Jamaica, long associated with a vibrant pot-smoking culture, passed a law decriminalizing possession of small amounts of ganja.
"Ganja law gets green light," the Jamaican Observer said in its online version.
Minister of National Security Peter Bunting said the change came after an "elephantine" slog through parliament that took decades.
"To describe this Bill's development as elephantine, is to label it in euphemistic terms since the Parliamentary deliberations on it commenced as far back as 38 years ago," he said in a statement.
He added: "It eliminates an unnecessary source of friction between police and citizens, and ensures that our young people are not gratuitously shackled with criminal records."
The new law makes possession of small quantities of pot a non-arrestable offense that can instead result in a fine.

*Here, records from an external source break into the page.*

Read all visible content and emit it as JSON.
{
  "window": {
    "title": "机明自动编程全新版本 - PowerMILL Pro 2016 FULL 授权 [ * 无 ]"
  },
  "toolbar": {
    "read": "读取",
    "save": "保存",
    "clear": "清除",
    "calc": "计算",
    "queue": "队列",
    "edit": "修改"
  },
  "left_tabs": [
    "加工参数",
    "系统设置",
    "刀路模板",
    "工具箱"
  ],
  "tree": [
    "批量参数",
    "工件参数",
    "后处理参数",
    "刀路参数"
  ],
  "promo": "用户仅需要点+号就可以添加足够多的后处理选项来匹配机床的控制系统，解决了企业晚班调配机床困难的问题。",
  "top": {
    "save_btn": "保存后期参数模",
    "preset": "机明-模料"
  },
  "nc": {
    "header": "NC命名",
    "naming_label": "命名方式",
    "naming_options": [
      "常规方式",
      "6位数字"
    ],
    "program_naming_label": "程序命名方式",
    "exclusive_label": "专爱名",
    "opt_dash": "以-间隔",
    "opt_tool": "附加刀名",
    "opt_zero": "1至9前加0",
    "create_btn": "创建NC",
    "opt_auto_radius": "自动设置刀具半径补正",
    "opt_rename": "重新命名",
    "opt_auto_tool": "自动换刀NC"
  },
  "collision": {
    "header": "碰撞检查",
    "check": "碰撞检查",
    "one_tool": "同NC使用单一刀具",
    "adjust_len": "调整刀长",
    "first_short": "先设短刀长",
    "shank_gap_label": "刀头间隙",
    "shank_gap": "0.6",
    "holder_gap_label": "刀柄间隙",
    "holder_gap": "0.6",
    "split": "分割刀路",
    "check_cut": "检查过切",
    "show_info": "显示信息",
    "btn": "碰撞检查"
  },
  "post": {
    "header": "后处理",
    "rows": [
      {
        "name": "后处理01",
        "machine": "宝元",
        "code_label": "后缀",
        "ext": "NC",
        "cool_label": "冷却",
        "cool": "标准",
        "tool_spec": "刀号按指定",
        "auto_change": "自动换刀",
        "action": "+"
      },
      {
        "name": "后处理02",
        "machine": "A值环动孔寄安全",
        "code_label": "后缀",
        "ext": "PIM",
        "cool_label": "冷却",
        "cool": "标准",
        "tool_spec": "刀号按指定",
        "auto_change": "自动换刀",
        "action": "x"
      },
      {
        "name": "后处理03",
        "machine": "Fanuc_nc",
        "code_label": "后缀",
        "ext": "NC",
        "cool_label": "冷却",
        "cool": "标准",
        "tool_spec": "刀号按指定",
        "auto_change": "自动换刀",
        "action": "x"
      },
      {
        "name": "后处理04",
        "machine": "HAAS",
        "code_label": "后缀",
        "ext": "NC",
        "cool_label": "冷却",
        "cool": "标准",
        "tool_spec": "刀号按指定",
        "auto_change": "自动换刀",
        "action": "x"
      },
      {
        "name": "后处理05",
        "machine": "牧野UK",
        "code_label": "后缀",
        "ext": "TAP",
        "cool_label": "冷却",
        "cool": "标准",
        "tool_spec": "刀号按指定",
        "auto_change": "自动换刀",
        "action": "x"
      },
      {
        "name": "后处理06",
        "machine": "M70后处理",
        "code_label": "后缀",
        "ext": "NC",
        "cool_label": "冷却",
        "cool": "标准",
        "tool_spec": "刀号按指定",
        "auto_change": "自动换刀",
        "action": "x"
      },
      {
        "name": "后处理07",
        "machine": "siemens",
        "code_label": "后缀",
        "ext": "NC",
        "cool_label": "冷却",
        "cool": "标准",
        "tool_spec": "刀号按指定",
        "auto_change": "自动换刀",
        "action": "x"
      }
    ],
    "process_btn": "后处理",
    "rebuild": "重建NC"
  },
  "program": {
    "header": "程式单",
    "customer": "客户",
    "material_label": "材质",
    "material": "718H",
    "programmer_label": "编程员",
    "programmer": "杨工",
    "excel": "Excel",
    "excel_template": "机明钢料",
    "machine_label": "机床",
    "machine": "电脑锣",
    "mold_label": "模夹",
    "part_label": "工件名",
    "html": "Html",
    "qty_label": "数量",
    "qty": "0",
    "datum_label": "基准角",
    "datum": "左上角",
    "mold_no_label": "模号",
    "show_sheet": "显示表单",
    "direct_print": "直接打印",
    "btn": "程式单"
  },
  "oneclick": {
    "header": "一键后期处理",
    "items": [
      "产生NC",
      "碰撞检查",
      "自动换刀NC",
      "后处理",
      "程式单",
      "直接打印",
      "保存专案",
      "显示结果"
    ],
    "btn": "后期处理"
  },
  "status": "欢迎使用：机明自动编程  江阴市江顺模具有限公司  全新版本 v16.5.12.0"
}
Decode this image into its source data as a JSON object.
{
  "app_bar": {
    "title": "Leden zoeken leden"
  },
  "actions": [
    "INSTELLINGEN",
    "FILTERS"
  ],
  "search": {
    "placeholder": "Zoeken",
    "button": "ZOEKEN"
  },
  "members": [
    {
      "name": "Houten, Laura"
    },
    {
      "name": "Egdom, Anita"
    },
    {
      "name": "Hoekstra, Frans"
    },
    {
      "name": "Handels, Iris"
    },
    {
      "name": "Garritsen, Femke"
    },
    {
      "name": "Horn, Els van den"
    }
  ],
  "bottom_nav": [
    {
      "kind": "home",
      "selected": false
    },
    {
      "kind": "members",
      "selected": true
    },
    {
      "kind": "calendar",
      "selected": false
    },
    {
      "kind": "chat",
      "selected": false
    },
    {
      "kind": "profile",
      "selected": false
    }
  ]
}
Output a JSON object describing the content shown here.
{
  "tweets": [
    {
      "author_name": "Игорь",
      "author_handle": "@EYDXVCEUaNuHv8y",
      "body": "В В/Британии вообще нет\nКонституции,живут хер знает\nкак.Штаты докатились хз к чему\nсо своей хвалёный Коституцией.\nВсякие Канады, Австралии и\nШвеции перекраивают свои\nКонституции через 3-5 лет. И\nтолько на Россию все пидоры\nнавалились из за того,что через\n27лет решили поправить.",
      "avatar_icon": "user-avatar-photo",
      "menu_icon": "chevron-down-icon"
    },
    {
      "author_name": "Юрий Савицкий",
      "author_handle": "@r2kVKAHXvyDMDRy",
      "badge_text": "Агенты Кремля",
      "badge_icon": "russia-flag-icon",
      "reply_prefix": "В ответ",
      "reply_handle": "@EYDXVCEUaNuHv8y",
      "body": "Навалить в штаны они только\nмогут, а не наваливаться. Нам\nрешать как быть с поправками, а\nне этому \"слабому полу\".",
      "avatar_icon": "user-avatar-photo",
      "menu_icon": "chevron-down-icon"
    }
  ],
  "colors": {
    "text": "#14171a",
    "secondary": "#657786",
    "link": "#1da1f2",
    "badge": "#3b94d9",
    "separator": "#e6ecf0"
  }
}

It will also permit the use of marijuana for religious, medical, scientific, and therapeutic purposes.
Finally, it will provide for regulation through the granting of licenses to permit the development of a lawful industry for medical ganja and industrial hemp, the minister's statement said.
"It is significant because it begins to correct decades of criminalizing tens of thousands of Jamaicans, mostly poor young black males, for possession of a little 'spliff'," Bunting said.
"This progressive legislation also begins to correct the victimization of our Rastafarian brethren which started in colonial times and continued after Independence," he added.
Rastafarianism, the religion followed by late Jamaican reggae star Bob Marley, includes the ritualistic use of marijuana.